Thursday, March 21, 2013


BLACK RABBIT by Philippa Leathers (Candlewick)

A little rabbit feels accosted by the sudden presence of an oversized, looming black nemesis who seems to follow him wherever he goes.  Is it friend or foe? When rabbit hides in the dark forest where a hungry wolf lives, he gets a most safe and satisfying answer.The last picture of the little hero hand-in-hand with his own shadow is a heart-melter.

Besides being a terrific and unexpected primary science tie-in, the illustrations capture all the vulnerability and good humor of the vintage RABBIT AND SKUNK series by Carla's been a long wait for something that good, but worth it. 

Also of interest, from the PlanetEsme archives:
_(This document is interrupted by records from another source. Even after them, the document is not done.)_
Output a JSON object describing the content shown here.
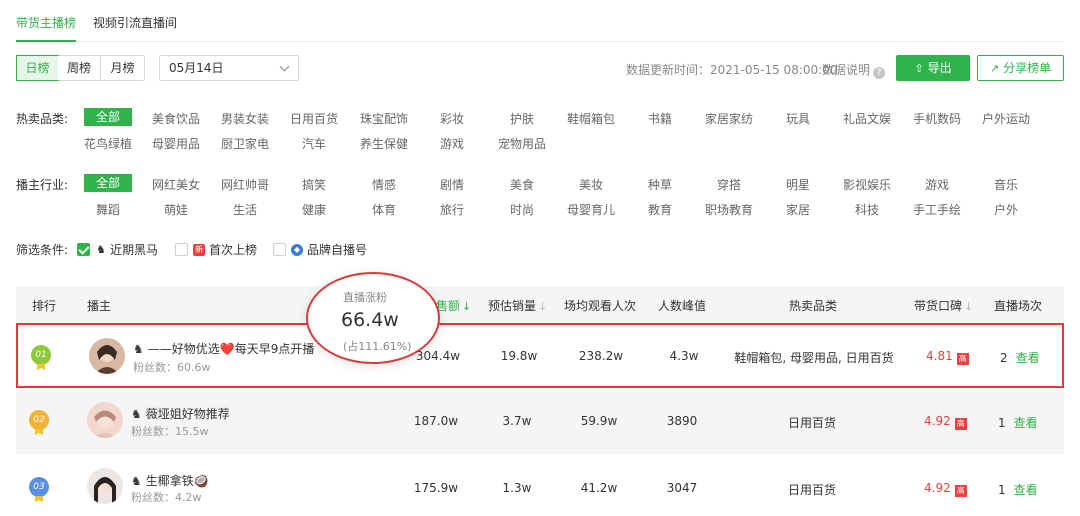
{
  "tabs": [
    {
      "label": "带货主播榜",
      "active": true
    },
    {
      "label": "视频引流直播间",
      "active": false
    }
  ],
  "period_tabs": [
    {
      "label": "日榜",
      "active": true
    },
    {
      "label": "周榜",
      "active": false
    },
    {
      "label": "月榜",
      "active": false
    }
  ],
  "date_select": {
    "value": "05月14日"
  },
  "update_time": "数据更新时间：2021-05-15 08:00:00",
  "data_note": "数据说明",
  "export_label": "导出",
  "share_label": "分享榜单",
  "filters": {
    "category_label": "热卖品类:",
    "categories_row1": [
      "全部",
      "美食饮品",
      "男装女装",
      "日用百货",
      "珠宝配饰",
      "彩妆",
      "护肤",
      "鞋帽箱包",
      "书籍",
      "家居家纺",
      "玩具",
      "礼品文娱",
      "手机数码",
      "户外运动"
    ],
    "categories_row2": [
      "花鸟绿植",
      "母婴用品",
      "厨卫家电",
      "汽车",
      "养生保健",
      "游戏",
      "宠物用品"
    ],
    "industry_label": "播主行业:",
    "industries_row1": [
      "全部",
      "网红美女",
      "网红帅哥",
      "搞笑",
      "情感",
      "剧情",
      "美食",
      "美妆",
      "种草",
      "穿搭",
      "明星",
      "影视娱乐",
      "游戏",
      "音乐"
    ],
    "industries_row2": [
      "舞蹈",
      "萌娃",
      "生活",
      "健康",
      "体育",
      "旅行",
      "时尚",
      "母婴育儿",
      "教育",
      "职场教育",
      "家居",
      "科技",
      "手工手绘",
      "户外"
    ],
    "conditions_label": "筛选条件:",
    "conditions": [
      {
        "label": "近期黑马",
        "checked": true
      },
      {
        "label": "首次上榜",
        "checked": false,
        "badge": "新"
      },
      {
        "label": "品牌自播号",
        "checked": false
      }
    ]
  },
  "table": {
    "headers": {
      "rank": "排行",
      "streamer": "播主",
      "sales_amount": "售额",
      "est_sales": "预估销量",
      "avg_viewers": "场均观看人次",
      "peak_viewers": "人数峰值",
      "hot_categories": "热卖品类",
      "reputation": "带货口碑",
      "sessions": "直播场次"
    },
    "rows": [
      {
        "rank": "01",
        "name": "——好物优选❤️每天早9点开播",
        "fans": "粉丝数：60.6w",
        "sales_amount": "304.4w",
        "est_sales": "19.8w",
        "avg_viewers": "238.2w",
        "peak_viewers": "4.3w",
        "hot_categories": "鞋帽箱包, 母婴用品, 日用百货",
        "reputation": "4.81",
        "reputation_badge": "高",
        "sessions": "2",
        "view": "查看"
      },
      {
        "rank": "02",
        "name": "薇垭姐好物推荐",
        "fans": "粉丝数：15.5w",
        "sales_amount": "187.0w",
        "est_sales": "3.7w",
        "avg_viewers": "59.9w",
        "peak_viewers": "3890",
        "hot_categories": "日用百货",
        "reputation": "4.92",
        "reputation_badge": "高",
        "sessions": "1",
        "view": "查看"
      },
      {
        "rank": "03",
        "name": "生椰拿铁🥥",
        "fans": "粉丝数：4.2w",
        "sales_amount": "175.9w",
        "est_sales": "1.3w",
        "avg_viewers": "41.2w",
        "peak_viewers": "3047",
        "hot_categories": "日用百货",
        "reputation": "4.92",
        "reputation_badge": "高",
        "sessions": "1",
        "view": "查看"
      }
    ]
  },
  "tooltip": {
    "title": "直播涨粉",
    "value": "66.4w",
    "share": "(占111.61%)"
  },
  "colors": {
    "accent": "#2fb34a",
    "highlight": "#e53935",
    "rating": "#e94040"
  }
}
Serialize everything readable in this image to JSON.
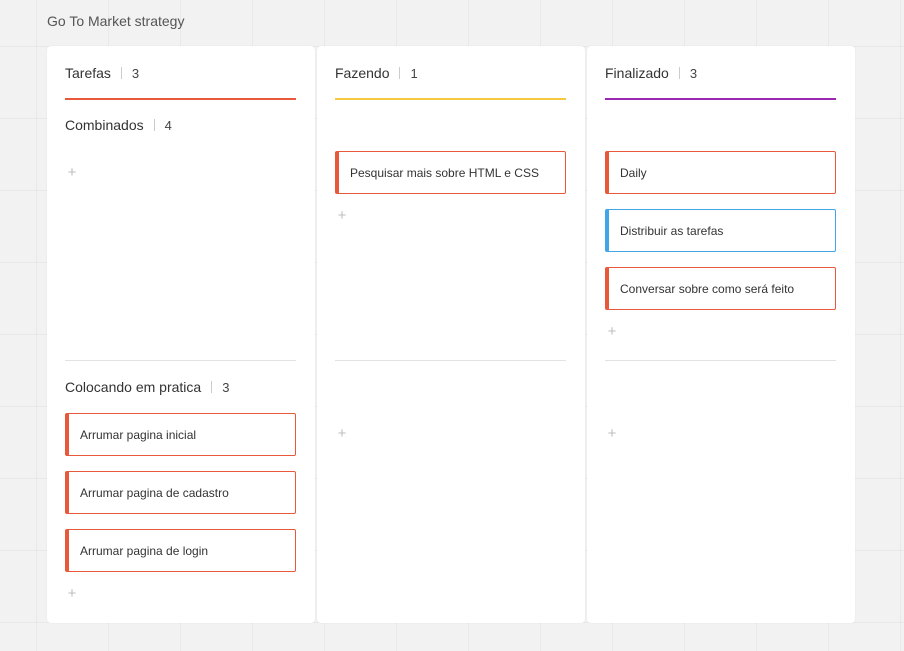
{
  "board": {
    "title": "Go To Market strategy"
  },
  "columns": {
    "tarefas": {
      "title": "Tarefas",
      "count": "3",
      "color": "#e8583a"
    },
    "fazendo": {
      "title": "Fazendo",
      "count": "1",
      "color": "#f5c842"
    },
    "finalizado": {
      "title": "Finalizado",
      "count": "3",
      "color": "#9c27b0"
    }
  },
  "lanes": {
    "combinados": {
      "title": "Combinados",
      "count": "4"
    },
    "colocando": {
      "title": "Colocando em pratica",
      "count": "3"
    }
  },
  "cards": {
    "fazendo_1": "Pesquisar mais sobre HTML e CSS",
    "finalizado_1": "Daily",
    "finalizado_2": "Distribuir as tarefas",
    "finalizado_3": "Conversar sobre como será feito",
    "colocando_1": "Arrumar pagina inicial",
    "colocando_2": "Arrumar pagina de cadastro",
    "colocando_3": "Arrumar pagina de login"
  },
  "card_colors": {
    "default": "#e8583a",
    "blue": "#42a5e8"
  },
  "icons": {
    "add": "plus-icon",
    "add_glyph": "+"
  }
}
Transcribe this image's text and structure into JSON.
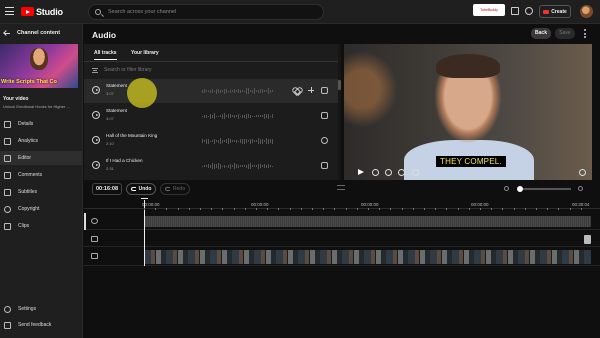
{
  "app": {
    "brand": "Studio",
    "accent": "#ff0000"
  },
  "search": {
    "placeholder": "Search across your channel"
  },
  "topbar": {
    "tab_badge": "TubeBuddy",
    "create_label": "Create"
  },
  "sidebar": {
    "back_label": "Channel content",
    "thumb_text": "Write Scripts That Co",
    "your_video_label": "Your video",
    "video_title": "Unlock Emotional Hooks for Higher ...",
    "items": [
      {
        "label": "Details",
        "icon": "pencil-icon"
      },
      {
        "label": "Analytics",
        "icon": "bar-chart-icon"
      },
      {
        "label": "Editor",
        "icon": "film-icon",
        "active": true
      },
      {
        "label": "Comments",
        "icon": "comment-icon"
      },
      {
        "label": "Subtitles",
        "icon": "subtitles-icon"
      },
      {
        "label": "Copyright",
        "icon": "copyright-icon"
      },
      {
        "label": "Clips",
        "icon": "scissors-icon"
      }
    ],
    "footer": [
      {
        "label": "Settings",
        "icon": "gear-icon"
      },
      {
        "label": "Send feedback",
        "icon": "feedback-icon"
      }
    ]
  },
  "editor": {
    "title": "Audio",
    "back_label": "Back",
    "save_label": "Save"
  },
  "audio": {
    "tabs": [
      "All tracks",
      "Your library"
    ],
    "filter_placeholder": "Search or filter library",
    "tracks": [
      {
        "name": "Statement",
        "duration": "3:07"
      },
      {
        "name": "Statement",
        "duration": "3:07"
      },
      {
        "name": "Hall of the Mountain King",
        "duration": "2:10"
      },
      {
        "name": "If I Had a Chicken",
        "duration": "2:31"
      }
    ]
  },
  "video": {
    "subtitle": "THEY COMPEL."
  },
  "timeline": {
    "current_time": "00:16:08",
    "undo_label": "Undo",
    "redo_label": "Redo",
    "ticks": [
      "00:00:00",
      "00:00:00",
      "00:00:00",
      "00:00:00",
      "00:30:04"
    ],
    "zoom_fraction": 0.05
  }
}
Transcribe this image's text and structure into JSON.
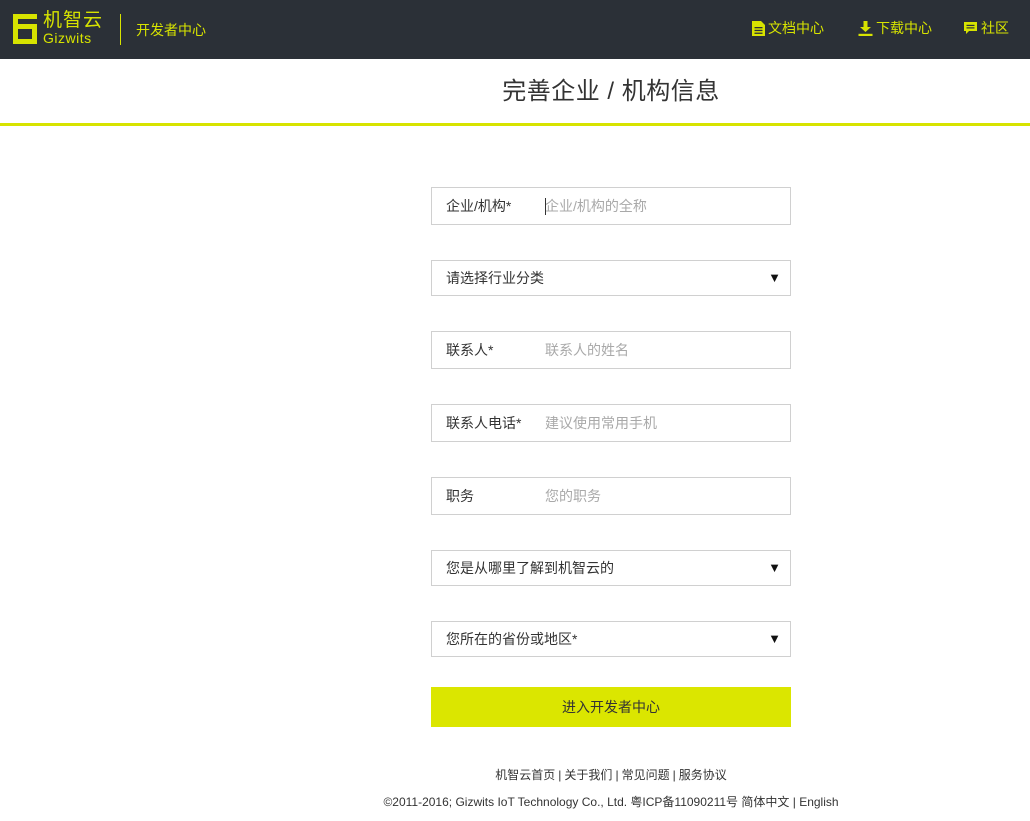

BIG BAD BUNNY by Franny Billingsley, illustrated by G. Brian Karas (Atheneum) Baby Boo-Boo is clearly misunderstood. This is not a little mousie baby. Oh nooooo. She is a scratchity-clawed, pointy-toothed, growling, stomping, chomping roaring bunny! GRRRR! STOMP! ROAR! But when this Big Bad Bunny takes a wrong turn and gets lost, will she appreciate the coddling efforts of a well-meaning mommy? With the culminating intensity of Jez Alborough's WATCH OUT! BIG BRO'S COMING!, this book mounts to a satisfying conclusion. Children will certainly identify with Big Bad Bunny's desire to get her "props," and having a little girl be so loud and grouchy was refreshing (in a book, anyway). Super cute illustrations are perfect for spring storytimes; share by alternating your little sweetie squeaky voice with your growly-howly monster voice for best effect, and you'll find that your meekest mice will hop right on the bunny bandwagon. (4 and up)

Links are provided for informational use.  Don't forget to
support your local bookseller.
More Esmé stuff at

Sunday, March 17, 2013


JEMMY BUTTON by Jennifer Uman and Valerio Vidali (Templar)

The true story of a boy from Tierra del Fuego transported to Victorian England for a price of a mother-of-pearl button, in the colonialist hopes that he could be "civilized" and return to his own land to spread this influence. It didn't work. What does work is the artwork, making this title among The Most Beautiful Books in the Whole Wide World, truly, cover-your-mouth-and-gasp beauty, the likes of which I don't think has been seen since The Provensons. The jungle! The sea! The cold, concrete cityscape!

With minimal text and maximum punch, double-page spreads with Europeans represented as faceless silhouettes to represent the disconnection plucks a deep chord about belonging, and what it really means to be civilized.  Are some cultures "better" than others, or does each have something unique to offer?  What an important conversation to have with children now.   Some books make you think of the awards they will win, and other books have already won by existing. A must-have. (6 and up) 

Links are provided for informational use.  Don't forget to
support your local bookseller.
More Esmé stuff at


Related Posts with Thumbnails